Records shown START

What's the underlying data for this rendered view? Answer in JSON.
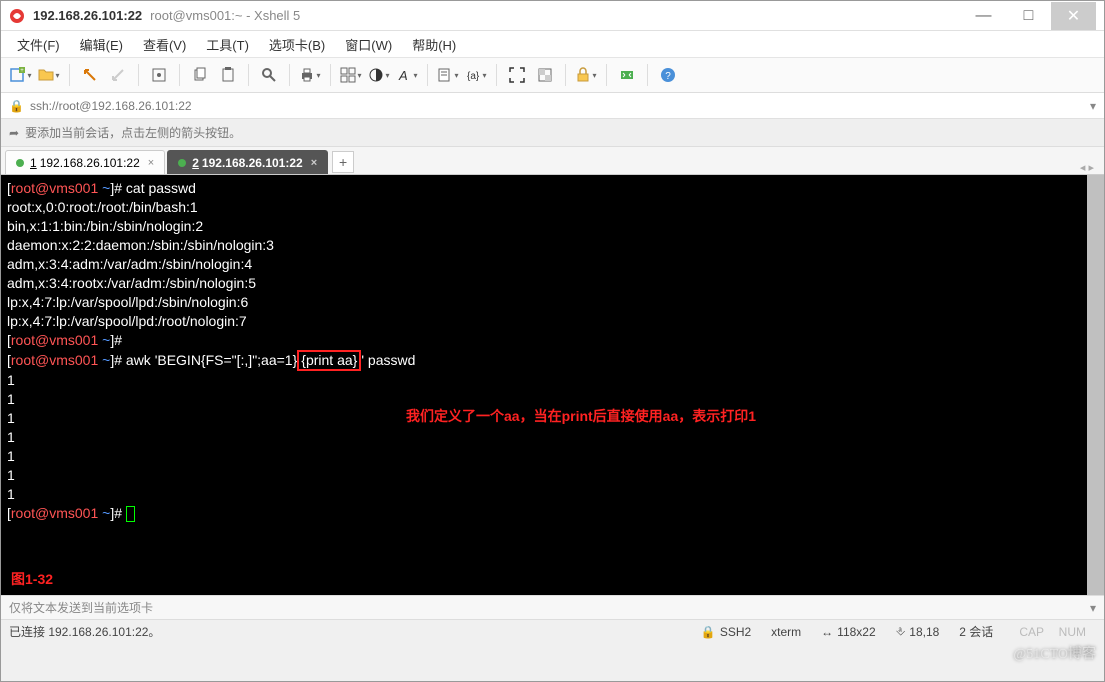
{
  "window": {
    "title_host": "192.168.26.101:22",
    "title_session": "root@vms001:~ - Xshell 5"
  },
  "menu": {
    "file": "文件(F)",
    "edit": "编辑(E)",
    "view": "查看(V)",
    "tools": "工具(T)",
    "tabs": "选项卡(B)",
    "window": "窗口(W)",
    "help": "帮助(H)"
  },
  "address": {
    "url": "ssh://root@192.168.26.101:22"
  },
  "session_hint": "要添加当前会话，点击左侧的箭头按钮。",
  "tabs": [
    {
      "num": "1",
      "label": "192.168.26.101:22",
      "active": false
    },
    {
      "num": "2",
      "label": "192.168.26.101:22",
      "active": true
    }
  ],
  "terminal": {
    "lines": [
      {
        "prompt": true,
        "cmd": "cat passwd"
      },
      {
        "text": "root:x,0:0:root:/root:/bin/bash:1"
      },
      {
        "text": "bin,x:1:1:bin:/bin:/sbin/nologin:2"
      },
      {
        "text": "daemon:x:2:2:daemon:/sbin:/sbin/nologin:3"
      },
      {
        "text": "adm,x:3:4:adm:/var/adm:/sbin/nologin:4"
      },
      {
        "text": "adm,x:3:4:rootx:/var/adm:/sbin/nologin:5"
      },
      {
        "text": "lp:x,4:7:lp:/var/spool/lpd:/sbin/nologin:6"
      },
      {
        "text": "lp:x,4:7:lp:/var/spool/lpd:/root/nologin:7"
      },
      {
        "prompt": true,
        "cmd": ""
      }
    ],
    "awk_pre": "awk 'BEGIN{FS=\"[:,]\";aa=1}",
    "awk_box": "{print aa}",
    "awk_post": "' passwd",
    "ones": [
      "1",
      "1",
      "1",
      "1",
      "1",
      "1",
      "1"
    ],
    "annotation": "我们定义了一个aa，当在print后直接使用aa，表示打印1",
    "figure": "图1-32",
    "prompt_user": "root@vms001",
    "prompt_path": "~"
  },
  "sendbar": "仅将文本发送到当前选项卡",
  "status": {
    "conn": "已连接 192.168.26.101:22。",
    "proto": "SSH2",
    "term": "xterm",
    "size": "118x22",
    "pos": "18,18",
    "sess": "2 会话",
    "cap": "CAP",
    "num": "NUM"
  },
  "watermark": "@51CTO博客",
  "icons": {
    "minimize": "—",
    "maximize": "□",
    "close": "✕",
    "add": "+",
    "lock": "🔒",
    "arrow": "▾",
    "tab_nav": "◂ ▸",
    "size_ic": "↔",
    "sess_arrow": "➦"
  }
}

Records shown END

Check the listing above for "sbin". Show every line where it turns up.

• [Answer section]:
        "text": "bin,x:1:1:bin:/bin:/sbin/nologin:2"
        "text": "daemon:x:2:2:daemon:/sbin:/sbin/nologin:3"
        "text": "adm,x:3:4:adm:/var/adm:/sbin/nologin:4"
        "text": "adm,x:3:4:rootx:/var/adm:/sbin/nologin:5"
        "text": "lp:x,4:7:lp:/var/spool/lpd:/sbin/nologin:6"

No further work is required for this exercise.